- Leash/Harness training: Pretty self-explanatory but teaching them to walk on leash is a great skill!
- Socialization training (see tip #1)
- Touch training: Touch your puppy’s paws, face, belly, teeth, etc. Get them comfortable so you can do basic husbandry with them like nail trims and teeth brushing
There are also some amazing trainers out there who can support you during this process. You can easily find them on social media platforms like Instagram, YouTube, and TikTok. If you are struggling with training, they are a great resource.
Word of caution: Make sure the trainer you choose incorporates positive reinforcement into their training. I see far too many dogs solely trained with pain and this can lead to unpredictable behaviors.
5. Get pet insurance
If you can’t write a check for $5000, get pet insurance. This is advice that one of my mentors told me back before I even started veterinary school. I wish I would have followed that advice. My dog was diagnosed with hip dysplasia at 10 months old. At the time, I didn’t have insurance for him because I thought “Well, I will be a veterinarian by the time anything bad happens to him.” I cannot tell you how wrong I was. He had a surgery at 11 months old that costed me over $5000. This was an almost inconceivable amount for a first-year veterinary student with no income to pay.

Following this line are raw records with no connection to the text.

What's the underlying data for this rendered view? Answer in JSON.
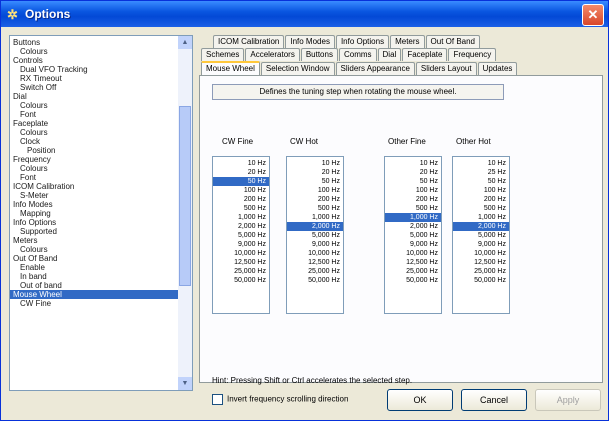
{
  "window": {
    "title": "Options",
    "close_glyph": "✕",
    "icon": "settings-icon"
  },
  "tree": {
    "items": [
      {
        "label": "Buttons",
        "indent": 0
      },
      {
        "label": "Colours",
        "indent": 1
      },
      {
        "label": "Controls",
        "indent": 0
      },
      {
        "label": "Dual VFO Tracking",
        "indent": 1
      },
      {
        "label": "RX Timeout",
        "indent": 1
      },
      {
        "label": "Switch Off",
        "indent": 1
      },
      {
        "label": "Dial",
        "indent": 0
      },
      {
        "label": "Colours",
        "indent": 1
      },
      {
        "label": "Font",
        "indent": 1
      },
      {
        "label": "Faceplate",
        "indent": 0
      },
      {
        "label": "Colours",
        "indent": 1
      },
      {
        "label": "Clock",
        "indent": 1
      },
      {
        "label": "Position",
        "indent": 2
      },
      {
        "label": "Frequency",
        "indent": 0
      },
      {
        "label": "Colours",
        "indent": 1
      },
      {
        "label": "Font",
        "indent": 1
      },
      {
        "label": "ICOM Calibration",
        "indent": 0
      },
      {
        "label": "S-Meter",
        "indent": 1
      },
      {
        "label": "Info Modes",
        "indent": 0
      },
      {
        "label": "Mapping",
        "indent": 1
      },
      {
        "label": "Info Options",
        "indent": 0
      },
      {
        "label": "Supported",
        "indent": 1
      },
      {
        "label": "Meters",
        "indent": 0
      },
      {
        "label": "Colours",
        "indent": 1
      },
      {
        "label": "Out Of Band",
        "indent": 0
      },
      {
        "label": "Enable",
        "indent": 1
      },
      {
        "label": "In band",
        "indent": 1
      },
      {
        "label": "Out of band",
        "indent": 1
      },
      {
        "label": "Mouse Wheel",
        "indent": 0,
        "selected": true
      },
      {
        "label": "CW Fine",
        "indent": 1
      }
    ]
  },
  "tabs": {
    "row1": [
      "ICOM Calibration",
      "Info Modes",
      "Info Options",
      "Meters",
      "Out Of Band"
    ],
    "row2": [
      "Schemes",
      "Accelerators",
      "Buttons",
      "Comms",
      "Dial",
      "Faceplate",
      "Frequency"
    ],
    "row3": [
      "Mouse Wheel",
      "Selection Window",
      "Sliders Appearance",
      "Sliders Layout",
      "Updates"
    ],
    "active": "Mouse Wheel"
  },
  "panel": {
    "description": "Defines the tuning step when rotating the mouse wheel.",
    "columns": [
      {
        "header": "CW Fine",
        "selected_index": 2
      },
      {
        "header": "CW Hot",
        "selected_index": 7
      },
      {
        "header": "Other Fine",
        "selected_index": 6
      },
      {
        "header": "Other Hot",
        "selected_index": 7
      }
    ],
    "steps_a": [
      "10 Hz",
      "20 Hz",
      "50 Hz",
      "100 Hz",
      "200 Hz",
      "500 Hz",
      "1,000 Hz",
      "2,000 Hz",
      "5,000 Hz",
      "9,000 Hz",
      "10,000 Hz",
      "12,500 Hz",
      "25,000 Hz",
      "50,000 Hz"
    ],
    "steps_b": [
      "10 Hz",
      "20 Hz",
      "50 Hz",
      "100 Hz",
      "200 Hz",
      "500 Hz",
      "1,000 Hz",
      "2,000 Hz",
      "5,000 Hz",
      "9,000 Hz",
      "10,000 Hz",
      "12,500 Hz",
      "25,000 Hz",
      "50,000 Hz"
    ],
    "steps_c": [
      "10 Hz",
      "20 Hz",
      "50 Hz",
      "100 Hz",
      "200 Hz",
      "500 Hz",
      "1,000 Hz",
      "2,000 Hz",
      "5,000 Hz",
      "9,000 Hz",
      "10,000 Hz",
      "12,500 Hz",
      "25,000 Hz",
      "50,000 Hz"
    ],
    "steps_d": [
      "10 Hz",
      "25 Hz",
      "50 Hz",
      "100 Hz",
      "200 Hz",
      "500 Hz",
      "1,000 Hz",
      "2,000 Hz",
      "5,000 Hz",
      "9,000 Hz",
      "10,000 Hz",
      "12,500 Hz",
      "25,000 Hz",
      "50,000 Hz"
    ],
    "hint": "Hint: Pressing Shift or Ctrl accelerates the selected step.",
    "invert_label": "Invert frequency scrolling direction",
    "invert_checked": false
  },
  "buttons": {
    "ok": "OK",
    "cancel": "Cancel",
    "apply": "Apply"
  }
}
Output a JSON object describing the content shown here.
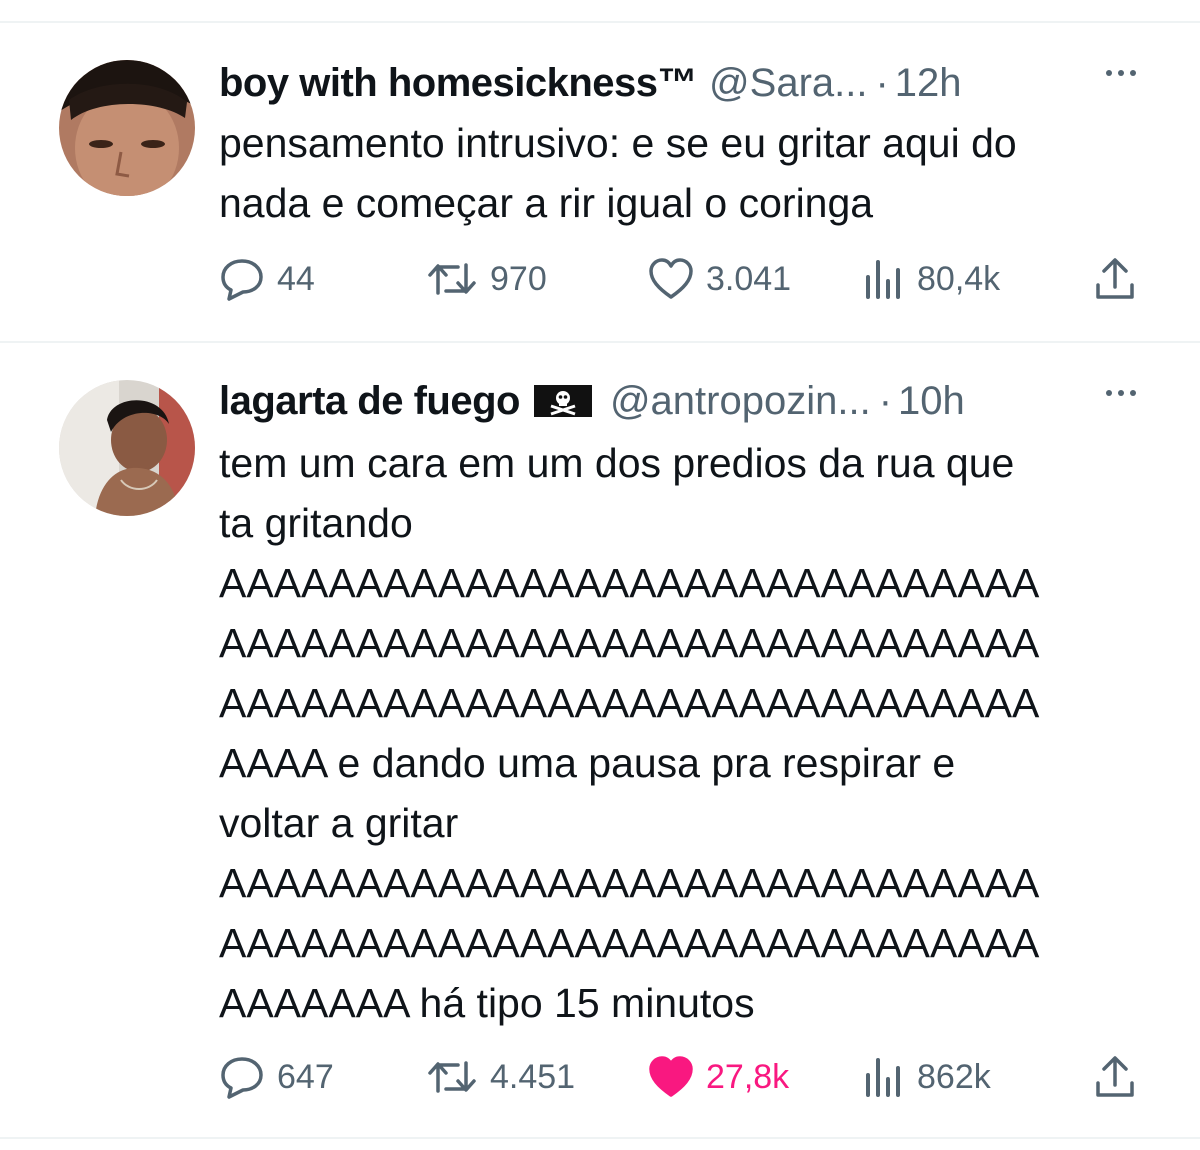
{
  "tweets": [
    {
      "author": {
        "name": "boy with homesickness™",
        "handle": "@Sara...",
        "time": "12h",
        "badge": ""
      },
      "text": [
        "pensamento intrusivo:   e se eu gritar aqui do",
        "nada  e começar a rir igual o coringa"
      ],
      "metrics": {
        "replies": "44",
        "retweets": "970",
        "likes": "3.041",
        "views": "80,4k"
      },
      "liked": false
    },
    {
      "author": {
        "name": "lagarta de fuego",
        "handle": "@antropozin...",
        "time": "10h",
        "badge": "pirate-flag-icon"
      },
      "text": [
        "tem um cara em um dos predios da rua que",
        "ta gritando",
        "AAAAAAAAAAAAAAAAAAAAAAAAAAAAAA",
        "AAAAAAAAAAAAAAAAAAAAAAAAAAAAAA",
        "AAAAAAAAAAAAAAAAAAAAAAAAAAAAAA",
        "AAAA e dando uma pausa pra respirar e",
        "voltar a gritar",
        "AAAAAAAAAAAAAAAAAAAAAAAAAAAAAA",
        "AAAAAAAAAAAAAAAAAAAAAAAAAAAAAA",
        "AAAAAAA há tipo 15 minutos"
      ],
      "metrics": {
        "replies": "647",
        "retweets": "4.451",
        "likes": "27,8k",
        "views": "862k"
      },
      "liked": true
    }
  ],
  "colors": {
    "text": "#0f1419",
    "secondary": "#536471",
    "like_active": "#f91880",
    "divider": "#eff3f4"
  },
  "icons": [
    "reply-icon",
    "retweet-icon",
    "like-icon",
    "views-icon",
    "share-icon",
    "more-icon"
  ]
}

After Apollo’s surgery, I learned my lesson. I immediately purchased pet insurance for him for any future incidences. Exactly one year later, he knocked over a bottle of Advil and ate enough to give him gastric ulcers and acute kidney injury. He was hospitalized for 4 days after which point his ulcers resolved and his kidney values returned to normal. Luckily, I had insurance that helped me pay for almost his entire hospital stay. Insurance is powerful in giving owners the ability to properly care for their pets.
6. remember, you are the best part of your puppy’s day
When you get a puppy, you are making a huge commitment. Every time you come home from work, remember that they may be just part of your day, but you are the BEST part of their day. They are our best friends for a reason. Their love is unconditional. I never knew how much I could love an animal until I adopted Apollo. I also had no idea how much I would sacrifice to make sure he was happy and healthy. Take the commitment seriously and consider if your lifestyle is appropriate for raising a puppy.
Summary – 6 tips for puppy owners:
- Socialize your puppy
- Make sure your puppy is on a vaccination schedule
- Start your puppy on a good diet
- Train your puppy right away
- Get pet insurance
- Remember, you are the best part of your puppy’s day!
I hope you found these tips for puppy owners helpful. Dogs are amazing animals and so worthy of our love. If you have any other questions, don’t hestitate to reach out. I am always here to support your new puppy parent lifestyle!